But God swore an oath.  Have you ever sworn an oath?  Have you ever made the declaration that your very life and freedom depend on what you’re about to say?  Now, imagine, God, the very Creator of life, has such a plan for our Redemption that He, the Eternal One, swears an oath – swears on His Life – that his people, the holy and righteous, will be free.  Free from the hands of our enemies; free to worship him without fear, all the days of our life.

As we begin the Christmas story, as the first characters walk onto the stage, we sing “God will do the impossible”, and why?  Because this, this birth in a manger, as unlikely as it seems, is God keeping his promises – just wait and see.

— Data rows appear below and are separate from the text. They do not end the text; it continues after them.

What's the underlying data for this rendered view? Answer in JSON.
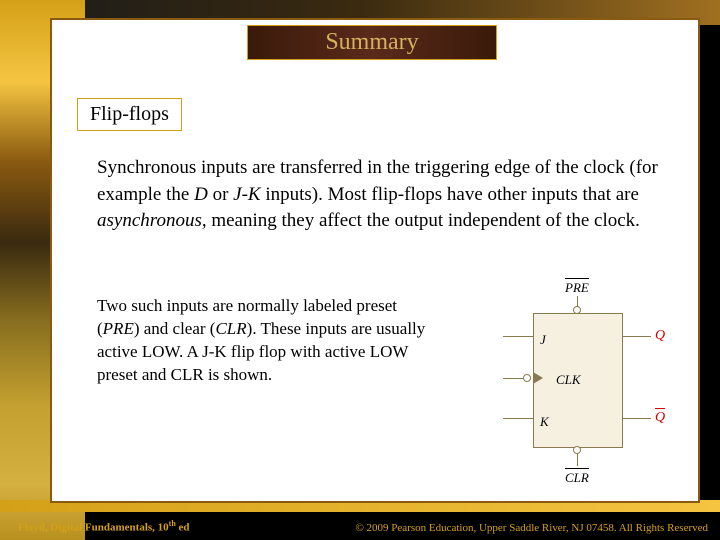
{
  "title": "Summary",
  "subtitle": "Flip-flops",
  "paragraph1": {
    "pre": "Synchronous inputs are transferred in the triggering edge of the clock (for example the ",
    "d": "D",
    "mid1": " or ",
    "jk": "J-K",
    "mid2": " inputs). Most flip-flops have other inputs that are ",
    "async": "asynchronous",
    "post": ", meaning they affect the output independent of the clock."
  },
  "paragraph2": {
    "pre": "Two such inputs are normally labeled preset (",
    "pre_lbl": "PRE",
    "mid1": ") and clear (",
    "clr_lbl": "CLR",
    "post": "). These inputs are usually active LOW. A J-K flip flop with active LOW preset and CLR is shown."
  },
  "diagram": {
    "pre": "PRE",
    "clr": "CLR",
    "j": "J",
    "k": "K",
    "clk": "CLK",
    "q": "Q",
    "qbar": "Q"
  },
  "footer": {
    "left_pre": "Floyd, Digital Fundamentals, 10",
    "left_sup": "th",
    "left_post": " ed",
    "right": "© 2009 Pearson Education, Upper Saddle River, NJ 07458. All Rights Reserved"
  }
}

And then the song closes with a surprising twist: Zechariah says “you, my child” speaking of John the Baptist, the baby that God sent to this old man and his barren wife, “You will be the prophet of the Most High”. 

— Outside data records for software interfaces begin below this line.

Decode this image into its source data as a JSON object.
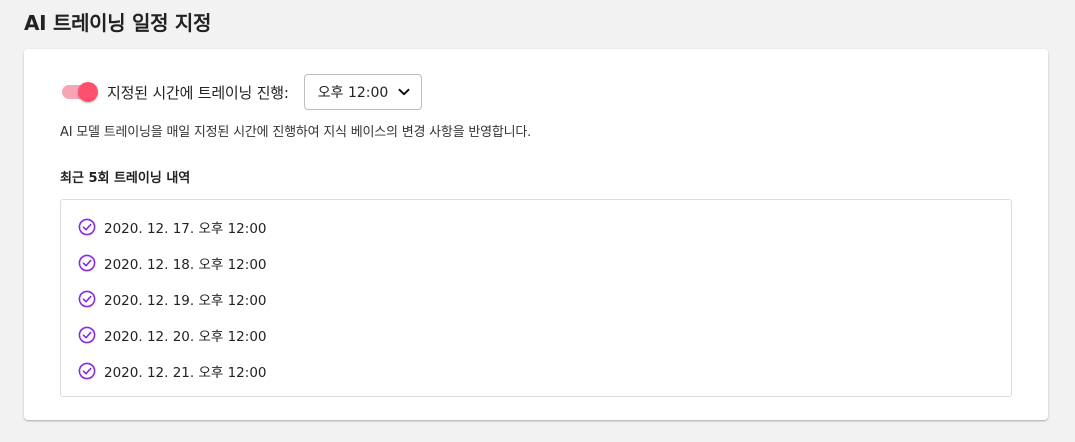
{
  "page": {
    "title": "AI 트레이닝 일정 지정"
  },
  "schedule": {
    "toggle_on": true,
    "toggle_label": "지정된 시간에 트레이닝 진행:",
    "selected_time": "오후 12:00",
    "description": "AI 모델 트레이닝을 매일 지정된 시간에 진행하여 지식 베이스의 변경 사항을 반영합니다."
  },
  "history": {
    "title": "최근 5회 트레이닝 내역",
    "items": [
      "2020. 12. 17. 오후 12:00",
      "2020. 12. 18. 오후 12:00",
      "2020. 12. 19. 오후 12:00",
      "2020. 12. 20. 오후 12:00",
      "2020. 12. 21. 오후 12:00"
    ]
  },
  "icons": {
    "check": "check-circle-icon",
    "chevron": "chevron-down-icon"
  },
  "colors": {
    "toggle_thumb": "#ff4f6f",
    "toggle_track": "#f7a4b5",
    "check_icon": "#8a2be2"
  }
}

That’s the twist: in each of these situations where God has intervened, where God has done the impossible, the end is the same.  Your life is not your own.  When you admit you’re powerless; when you accept God’s promises, you become part of God’s plan.

This child from this barren womb would be the last of the Old Testament prophets, born to prepare the way for the Lord, to preach salvation by the forgiveness of sins.

John the Baptist is no hero: he’s a strange man living in the desert wearing camel skin and eating locusts; he’s not what you want your child to be when they grow up.  But, by the grace of God, he’s an essential part: it’s through Him that God reveals Jesus as his beloved Son when he is baptized in the River Jordan.

Do you ever wonder about your purpose? 

I’m not talking about work or ‘success’ – after all, by all accounts, John was a madman in the desert. 

But, as we prepare for Christmas, as we prepare for Christ to enter our lives in our own day, once we accept that we are powerless and depend on God for the impossible; when we finally come to believe that God will keep his promises, then the clear message of Christmas is that our lives are not our own; that each of us has a purpose, each of us, as we acknowledge God as Lord, has a part to play in God’s plan, a part in this great musical, this great drama playing out from the foundation of the world.

That’s why a wrinkled old man and his wife will hold the baby that baptizes Jesus. 

That’s why a teenaged mom lays the Saviour of the world in a bed of hay

That’s why you and me have been called to bring the Good News of healing, and forgiveness, and freedom from the past and fear of the future to a world …and neighbours… who don’t know that God will do the impossible; who don’t know that God keeps his promises; who don’t know that they, if they’re willing, have a part in this story too.

This is the first song of Christmas, and it’s no “Walking in a Winter Wonderland”, but it’s more than a classic – these are words to live by, words to teach our children, words to bring to the ends of the earth, as we prepare, one day, to see our Saviour face to face, when, like the shepherds and the angels above, we fall on our knees and veil our faces as we come and adore Him, as we worship Christ, our Risen King.

Gospel Lesson: Luke 1:5-24a
Hymns: “Let all mortal flesh keep silence”
and “Lo, He comes with clouds descending” (Easily sung to the tune Regent Square (“Angels from the Realms of Glory”) if the traditional tune is unknown).

The general idea for this series — but not the content — is borrowed from Alistair Begg’s book The Christmas Playlist